Leon Sims said...

What can you tell us about the possibility of the Chinese reaching Australia

Hels said...

Leon

I have seen quite a number of references to Chinese explorers reaching our shores, hundreds of years before the Dutch and other Western Europeans got going. China's Admiral Zheng must have developed and paid for his fleet of very large, very sturdy junks. As well as plenty of sailors, the ships must have had scientists and astronomers.

Although the extant evidence is scanty, it was not beyond the realms of possibility that the first outsiders to land here were Chinese speakers. My only question is why, if the Chinese were first, why didn't they send later explorer- and merchant-ships to solve the problem of fixing Australia's coast in detail.

Mandy Southgate said...

I agree with your commenter Deb above - it is indeed strange that Australian's speak English - or fortuitous. The Dutch 'discovered' South Africa in 1652 and became the dominant language of whites until the 21st century (when Afrikaans was officuall named). It's interesting because French Hugenots had a huge influence on what would become the Afrikaans people but while they took their surnames, the language remained Dutch.

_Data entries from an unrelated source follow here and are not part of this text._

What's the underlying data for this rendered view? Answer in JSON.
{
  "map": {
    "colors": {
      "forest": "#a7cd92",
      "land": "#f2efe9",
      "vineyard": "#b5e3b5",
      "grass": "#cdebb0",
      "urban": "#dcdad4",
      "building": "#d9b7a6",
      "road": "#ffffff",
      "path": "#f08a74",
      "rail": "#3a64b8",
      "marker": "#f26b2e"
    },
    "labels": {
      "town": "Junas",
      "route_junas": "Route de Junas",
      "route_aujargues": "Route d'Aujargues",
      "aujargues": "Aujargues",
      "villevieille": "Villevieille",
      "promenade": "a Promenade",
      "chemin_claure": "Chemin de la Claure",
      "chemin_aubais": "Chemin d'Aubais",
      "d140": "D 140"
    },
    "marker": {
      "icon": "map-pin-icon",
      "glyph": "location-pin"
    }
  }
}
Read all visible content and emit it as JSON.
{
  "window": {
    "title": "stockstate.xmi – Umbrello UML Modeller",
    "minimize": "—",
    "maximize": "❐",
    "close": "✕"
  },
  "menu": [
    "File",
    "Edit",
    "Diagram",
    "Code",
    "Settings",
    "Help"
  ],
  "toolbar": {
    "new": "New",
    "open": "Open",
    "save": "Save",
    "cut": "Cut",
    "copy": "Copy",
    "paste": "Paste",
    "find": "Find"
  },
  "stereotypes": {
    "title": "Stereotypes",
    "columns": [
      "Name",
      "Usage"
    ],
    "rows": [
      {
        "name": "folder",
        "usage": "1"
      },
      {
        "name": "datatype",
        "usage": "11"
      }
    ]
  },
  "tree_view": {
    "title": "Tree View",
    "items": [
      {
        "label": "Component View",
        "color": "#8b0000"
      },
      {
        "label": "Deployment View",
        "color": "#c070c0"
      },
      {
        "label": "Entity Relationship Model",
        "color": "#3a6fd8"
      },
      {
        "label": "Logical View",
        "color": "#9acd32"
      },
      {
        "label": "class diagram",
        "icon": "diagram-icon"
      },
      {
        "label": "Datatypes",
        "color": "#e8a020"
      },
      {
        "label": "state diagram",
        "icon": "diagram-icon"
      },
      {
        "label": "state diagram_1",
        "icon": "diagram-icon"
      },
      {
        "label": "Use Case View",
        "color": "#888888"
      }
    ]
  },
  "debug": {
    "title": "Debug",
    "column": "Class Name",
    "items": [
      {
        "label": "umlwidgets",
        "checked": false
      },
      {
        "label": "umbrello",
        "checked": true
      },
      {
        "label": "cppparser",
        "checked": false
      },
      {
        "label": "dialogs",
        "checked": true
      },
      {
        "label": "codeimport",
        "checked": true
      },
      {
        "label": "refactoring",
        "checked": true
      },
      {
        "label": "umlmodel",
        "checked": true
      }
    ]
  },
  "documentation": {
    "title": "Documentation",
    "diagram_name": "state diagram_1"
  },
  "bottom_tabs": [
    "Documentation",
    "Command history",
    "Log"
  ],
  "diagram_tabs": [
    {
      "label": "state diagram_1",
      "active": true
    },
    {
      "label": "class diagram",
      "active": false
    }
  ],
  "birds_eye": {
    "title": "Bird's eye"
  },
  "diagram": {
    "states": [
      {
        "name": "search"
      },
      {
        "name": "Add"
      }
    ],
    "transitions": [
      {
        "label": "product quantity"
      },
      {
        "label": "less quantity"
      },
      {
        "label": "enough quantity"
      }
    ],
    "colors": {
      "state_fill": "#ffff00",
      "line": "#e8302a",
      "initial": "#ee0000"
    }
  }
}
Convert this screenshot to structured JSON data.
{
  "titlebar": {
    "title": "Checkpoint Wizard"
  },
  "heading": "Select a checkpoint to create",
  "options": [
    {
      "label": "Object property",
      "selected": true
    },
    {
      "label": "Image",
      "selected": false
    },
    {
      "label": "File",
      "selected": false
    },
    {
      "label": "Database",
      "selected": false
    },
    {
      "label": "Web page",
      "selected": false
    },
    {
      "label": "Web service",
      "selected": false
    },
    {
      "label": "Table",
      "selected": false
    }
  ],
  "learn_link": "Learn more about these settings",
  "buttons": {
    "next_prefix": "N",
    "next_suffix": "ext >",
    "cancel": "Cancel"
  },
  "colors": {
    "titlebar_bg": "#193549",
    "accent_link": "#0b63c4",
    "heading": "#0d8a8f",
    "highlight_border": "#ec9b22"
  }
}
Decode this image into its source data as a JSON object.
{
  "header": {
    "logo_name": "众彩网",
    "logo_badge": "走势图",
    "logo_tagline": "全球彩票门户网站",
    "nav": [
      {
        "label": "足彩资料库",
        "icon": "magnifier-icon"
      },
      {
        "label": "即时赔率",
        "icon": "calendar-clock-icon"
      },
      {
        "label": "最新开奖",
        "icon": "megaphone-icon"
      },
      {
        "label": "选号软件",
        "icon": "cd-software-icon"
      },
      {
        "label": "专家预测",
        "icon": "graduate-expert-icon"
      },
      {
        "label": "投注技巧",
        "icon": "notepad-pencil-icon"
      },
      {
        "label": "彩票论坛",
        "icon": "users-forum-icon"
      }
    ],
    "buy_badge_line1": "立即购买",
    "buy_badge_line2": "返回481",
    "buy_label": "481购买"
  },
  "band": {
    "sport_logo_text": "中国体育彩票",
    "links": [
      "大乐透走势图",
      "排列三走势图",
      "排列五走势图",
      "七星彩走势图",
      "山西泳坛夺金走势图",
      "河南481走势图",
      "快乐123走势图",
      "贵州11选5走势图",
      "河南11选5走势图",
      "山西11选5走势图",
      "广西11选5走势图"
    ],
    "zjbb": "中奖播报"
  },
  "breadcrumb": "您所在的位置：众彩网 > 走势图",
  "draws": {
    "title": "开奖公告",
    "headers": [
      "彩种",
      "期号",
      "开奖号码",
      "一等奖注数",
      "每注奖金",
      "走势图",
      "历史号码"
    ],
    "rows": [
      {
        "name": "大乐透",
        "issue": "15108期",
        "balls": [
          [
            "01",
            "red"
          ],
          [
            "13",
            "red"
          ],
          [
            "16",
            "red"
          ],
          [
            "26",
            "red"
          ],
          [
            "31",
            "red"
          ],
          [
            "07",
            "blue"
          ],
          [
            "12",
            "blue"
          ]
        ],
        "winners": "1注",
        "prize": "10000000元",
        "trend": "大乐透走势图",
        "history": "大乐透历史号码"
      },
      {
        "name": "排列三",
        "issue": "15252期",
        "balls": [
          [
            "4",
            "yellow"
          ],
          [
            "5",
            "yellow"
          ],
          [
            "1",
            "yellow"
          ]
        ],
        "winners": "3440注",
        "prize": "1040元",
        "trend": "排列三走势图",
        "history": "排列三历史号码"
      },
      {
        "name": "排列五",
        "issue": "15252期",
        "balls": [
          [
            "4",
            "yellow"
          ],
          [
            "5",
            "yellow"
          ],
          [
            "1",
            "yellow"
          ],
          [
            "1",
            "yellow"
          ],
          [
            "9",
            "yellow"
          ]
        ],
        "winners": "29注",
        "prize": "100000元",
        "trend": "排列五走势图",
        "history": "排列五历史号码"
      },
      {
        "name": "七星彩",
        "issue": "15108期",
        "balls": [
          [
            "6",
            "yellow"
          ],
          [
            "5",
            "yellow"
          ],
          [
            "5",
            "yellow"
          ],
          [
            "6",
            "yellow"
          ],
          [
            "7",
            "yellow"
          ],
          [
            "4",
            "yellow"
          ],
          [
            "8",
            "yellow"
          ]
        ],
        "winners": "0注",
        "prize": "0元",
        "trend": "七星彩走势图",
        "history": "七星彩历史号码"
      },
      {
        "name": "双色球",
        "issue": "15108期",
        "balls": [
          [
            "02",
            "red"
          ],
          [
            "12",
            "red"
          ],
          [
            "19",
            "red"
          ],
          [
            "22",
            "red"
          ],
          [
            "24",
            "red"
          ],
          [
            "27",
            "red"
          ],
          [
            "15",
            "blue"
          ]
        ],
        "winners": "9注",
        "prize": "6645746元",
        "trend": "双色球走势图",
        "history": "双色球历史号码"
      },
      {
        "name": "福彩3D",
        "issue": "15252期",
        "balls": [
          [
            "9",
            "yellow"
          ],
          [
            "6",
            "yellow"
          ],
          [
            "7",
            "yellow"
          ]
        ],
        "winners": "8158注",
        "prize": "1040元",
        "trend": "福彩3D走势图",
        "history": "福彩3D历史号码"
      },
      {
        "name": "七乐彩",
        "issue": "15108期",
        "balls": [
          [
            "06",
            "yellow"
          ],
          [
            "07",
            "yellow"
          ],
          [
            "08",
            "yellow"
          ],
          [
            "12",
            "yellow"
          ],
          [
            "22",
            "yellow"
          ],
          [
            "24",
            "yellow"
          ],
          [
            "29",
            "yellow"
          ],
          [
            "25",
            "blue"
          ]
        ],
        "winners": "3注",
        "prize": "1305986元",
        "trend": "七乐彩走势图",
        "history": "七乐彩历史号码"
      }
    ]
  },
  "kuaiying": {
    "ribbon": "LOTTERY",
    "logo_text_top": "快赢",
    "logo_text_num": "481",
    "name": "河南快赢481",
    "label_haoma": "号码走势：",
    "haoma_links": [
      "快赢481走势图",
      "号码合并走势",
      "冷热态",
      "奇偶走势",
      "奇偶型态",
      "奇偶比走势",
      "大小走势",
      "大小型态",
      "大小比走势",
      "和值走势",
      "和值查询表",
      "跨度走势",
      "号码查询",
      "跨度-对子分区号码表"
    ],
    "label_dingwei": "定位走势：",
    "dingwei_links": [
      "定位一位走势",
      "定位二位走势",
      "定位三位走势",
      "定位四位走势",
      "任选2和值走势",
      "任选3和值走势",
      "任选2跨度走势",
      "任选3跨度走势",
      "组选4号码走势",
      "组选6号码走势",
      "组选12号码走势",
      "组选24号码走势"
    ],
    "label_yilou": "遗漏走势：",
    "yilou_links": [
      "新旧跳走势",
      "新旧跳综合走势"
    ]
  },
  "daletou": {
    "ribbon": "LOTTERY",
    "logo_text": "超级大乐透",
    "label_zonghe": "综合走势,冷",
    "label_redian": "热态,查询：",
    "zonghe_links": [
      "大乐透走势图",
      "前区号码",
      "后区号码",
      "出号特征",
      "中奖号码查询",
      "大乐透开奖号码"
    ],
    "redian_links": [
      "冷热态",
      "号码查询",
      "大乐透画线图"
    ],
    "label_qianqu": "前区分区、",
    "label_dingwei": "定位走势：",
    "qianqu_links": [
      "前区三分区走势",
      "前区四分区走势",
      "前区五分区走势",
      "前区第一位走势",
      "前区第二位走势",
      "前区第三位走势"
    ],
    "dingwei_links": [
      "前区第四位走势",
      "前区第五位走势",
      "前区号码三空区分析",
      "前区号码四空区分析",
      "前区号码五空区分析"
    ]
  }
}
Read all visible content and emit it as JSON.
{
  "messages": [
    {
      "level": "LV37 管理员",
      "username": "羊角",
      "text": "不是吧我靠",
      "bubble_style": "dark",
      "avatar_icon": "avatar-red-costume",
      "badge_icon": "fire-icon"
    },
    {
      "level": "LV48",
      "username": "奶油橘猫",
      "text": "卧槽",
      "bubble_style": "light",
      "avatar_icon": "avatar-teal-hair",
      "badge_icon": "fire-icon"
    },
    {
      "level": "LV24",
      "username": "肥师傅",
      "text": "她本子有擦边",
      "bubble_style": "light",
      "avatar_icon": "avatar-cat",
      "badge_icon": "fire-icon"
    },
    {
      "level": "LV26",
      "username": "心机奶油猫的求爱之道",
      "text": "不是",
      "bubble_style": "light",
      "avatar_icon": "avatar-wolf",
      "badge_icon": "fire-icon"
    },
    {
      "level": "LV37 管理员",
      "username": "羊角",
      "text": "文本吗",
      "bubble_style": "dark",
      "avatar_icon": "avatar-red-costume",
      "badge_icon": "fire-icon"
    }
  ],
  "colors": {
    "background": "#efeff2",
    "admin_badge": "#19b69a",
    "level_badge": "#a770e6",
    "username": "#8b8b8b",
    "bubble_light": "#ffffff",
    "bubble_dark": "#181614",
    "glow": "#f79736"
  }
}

Hels said...

Mandy

your South African example is an interesting one. In Australia it depended on Britain actually colonising the new lands, setting up their trade routes and sending their convicts-administators-explorers-soldiers. Even now 25% of Australian citizens were not born in Australia yet there is a clear expectation that whatever their language is at home, English is the only language at work and in shops.

But what happened if a second group of European colonisers arrived later. Was the second group submerged into the extant community and eventually disappeared as an independent community (like your Huguenots)? Did the second group concentrate in a specific geographic area _within_ the new land and maintain their own language, religion and history (like the Francophones in Canada)?

My messiest example, but the one that seemed to work the best, comes from Alsace. The border between France and Germany moved often; the good citizens of Alsace had to speak both languages fluently. So regardless of which government they live under, nothing much changes languagewise.

Victoria Laurie said...

1606 The Duyfken, skippered by Willem Jansz, was the first Dutch vessel known to reach Australia.

1616 Eendracht commander Dirk Hartog of the Dutch East India Company landed at Shark Bay.
A celebration will be held today near Shark Bay, to mark the day that forever links Dutch explorers and one of the earliest chapters in Australia's European discovery.

1629 Dutch East India Co ship Batavia was wrecked off the Houtman Abrolhos Islands off WA

1770 Captain James Cook and crew became the first Europeans to reach the EAST coast of Australia.

Victoria Laurie
The Australian
October 25, 2016

Hels said...

Victoria

I would liked to have been at Cape Inscription today and I am very pleased both the Australian government and the Dutch representatives will be there. Thank you.